EXERCISE OBJECTIVE
Please state how many lines of the data contain "chatrooms". The number by itself is enough.

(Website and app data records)
------------------------

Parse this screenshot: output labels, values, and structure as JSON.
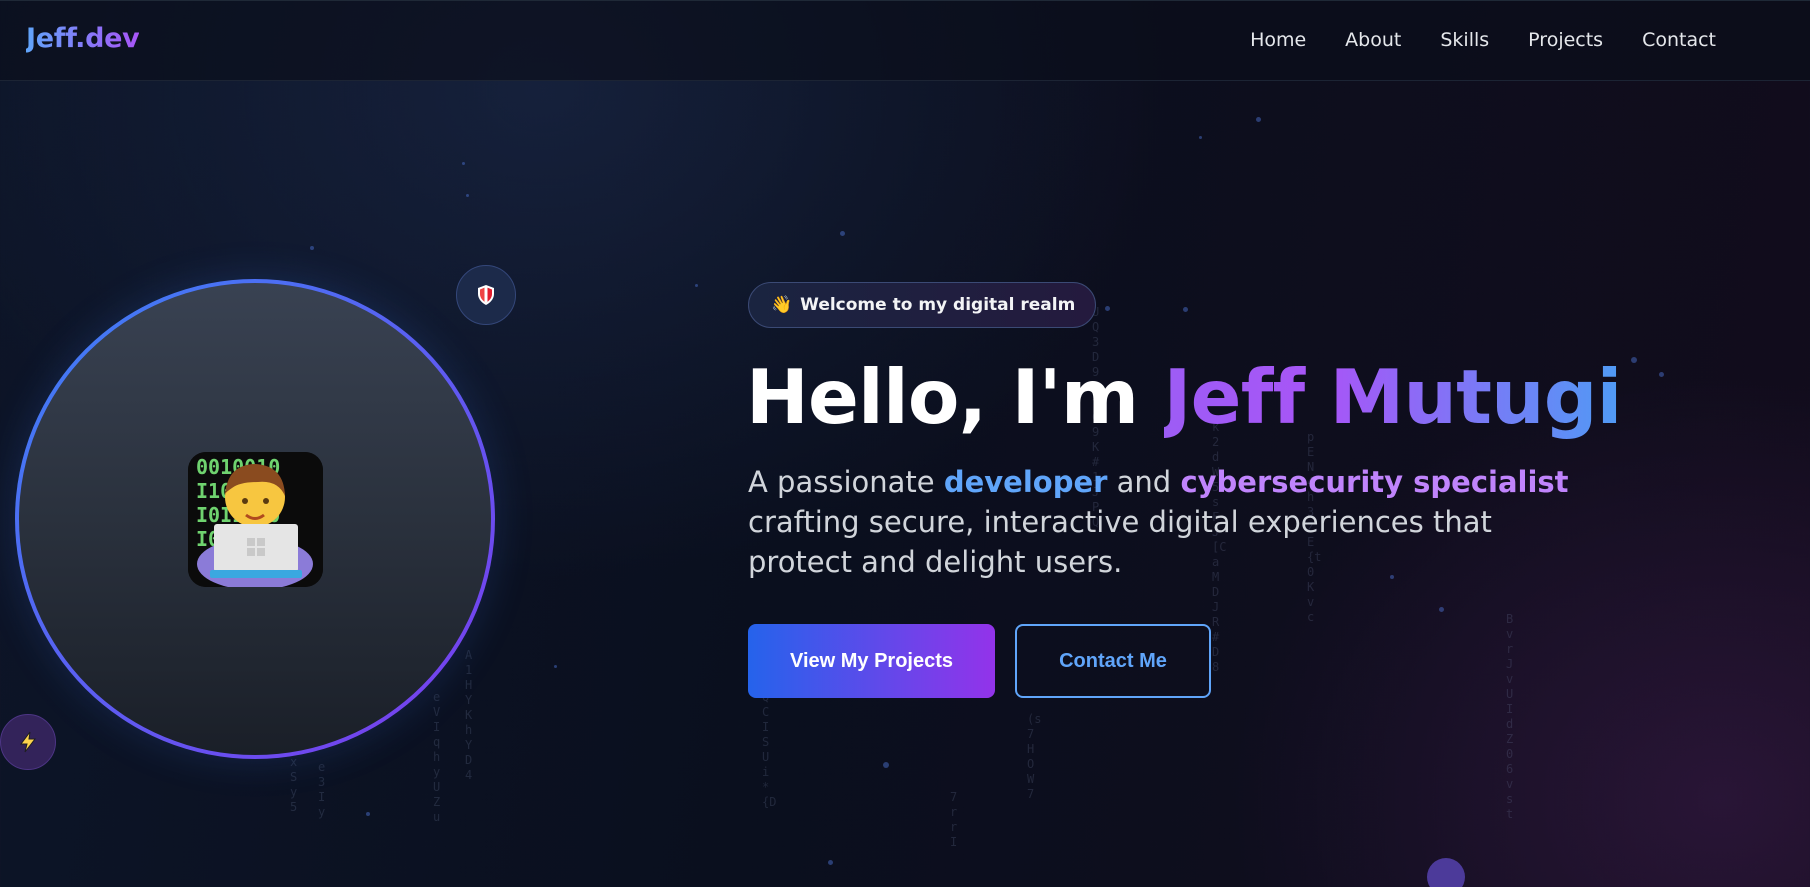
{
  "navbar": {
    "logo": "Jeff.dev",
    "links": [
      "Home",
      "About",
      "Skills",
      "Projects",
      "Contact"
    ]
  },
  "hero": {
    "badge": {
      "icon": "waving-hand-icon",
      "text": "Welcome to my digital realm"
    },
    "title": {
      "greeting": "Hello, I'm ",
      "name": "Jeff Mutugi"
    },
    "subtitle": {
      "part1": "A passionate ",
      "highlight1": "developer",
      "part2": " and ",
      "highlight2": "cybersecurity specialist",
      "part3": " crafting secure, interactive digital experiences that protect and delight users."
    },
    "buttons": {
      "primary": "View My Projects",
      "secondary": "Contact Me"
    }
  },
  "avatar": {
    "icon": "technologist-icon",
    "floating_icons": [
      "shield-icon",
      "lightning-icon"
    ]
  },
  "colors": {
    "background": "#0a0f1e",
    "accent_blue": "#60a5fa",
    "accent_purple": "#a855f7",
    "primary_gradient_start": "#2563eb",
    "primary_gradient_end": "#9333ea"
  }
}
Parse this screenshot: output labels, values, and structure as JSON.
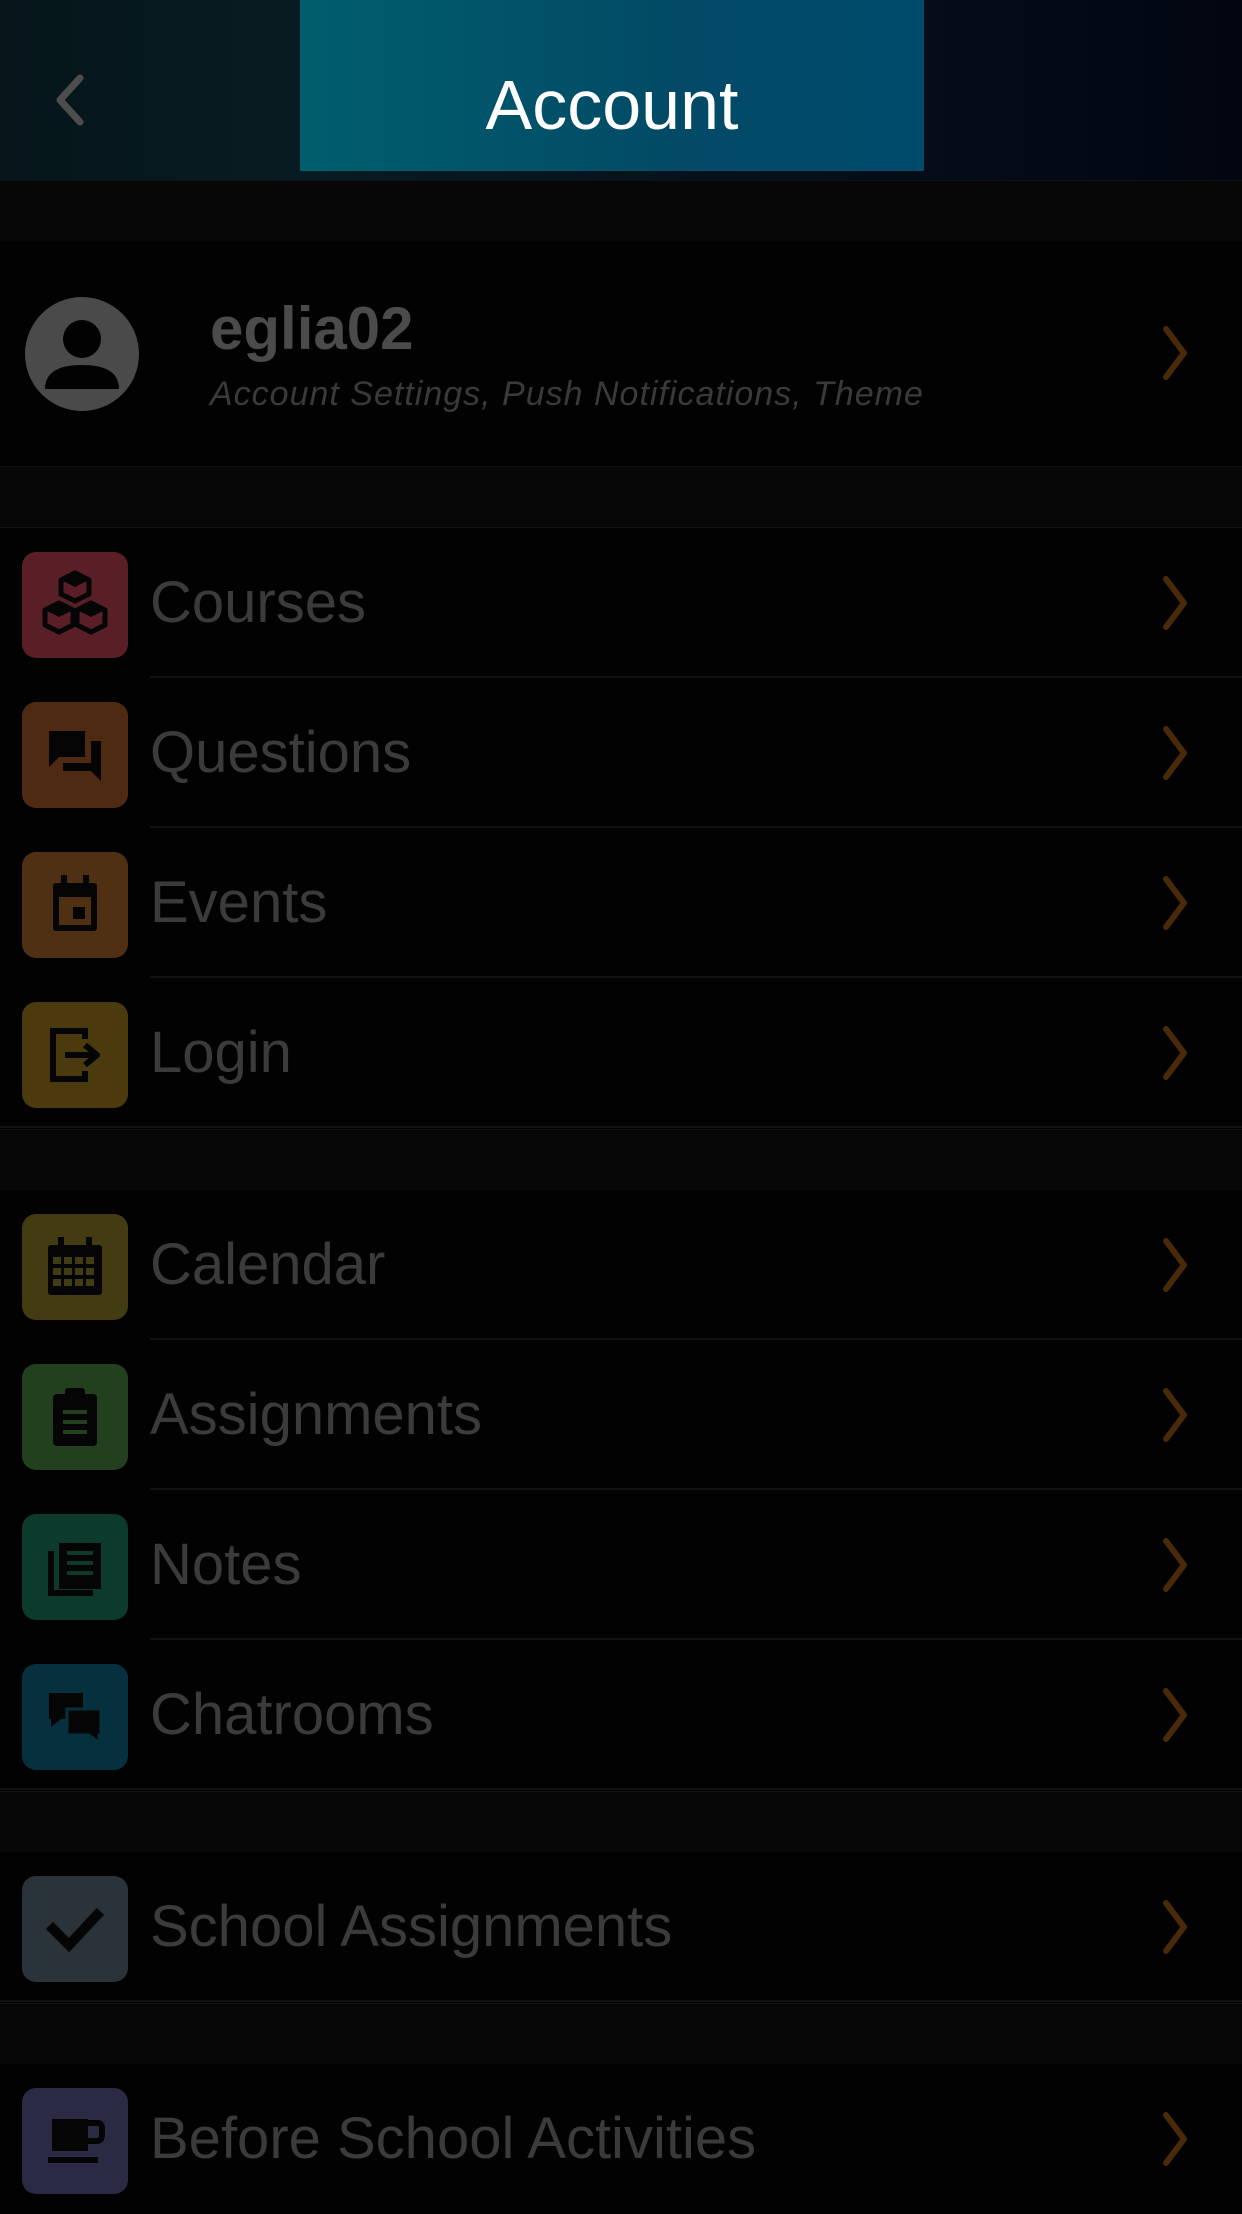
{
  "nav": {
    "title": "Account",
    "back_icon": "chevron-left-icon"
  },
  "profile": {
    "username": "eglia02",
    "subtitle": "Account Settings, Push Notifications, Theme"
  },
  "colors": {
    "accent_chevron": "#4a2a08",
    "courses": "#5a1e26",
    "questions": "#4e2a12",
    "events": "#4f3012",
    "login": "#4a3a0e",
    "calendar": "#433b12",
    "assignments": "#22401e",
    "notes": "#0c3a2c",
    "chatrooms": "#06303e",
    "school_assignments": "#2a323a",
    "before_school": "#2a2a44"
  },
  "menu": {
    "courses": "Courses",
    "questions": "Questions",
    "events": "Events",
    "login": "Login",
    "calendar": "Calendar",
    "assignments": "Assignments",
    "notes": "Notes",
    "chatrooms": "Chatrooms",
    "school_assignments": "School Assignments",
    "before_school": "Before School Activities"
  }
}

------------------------

RESPONSE TO THIS EXERCISE
2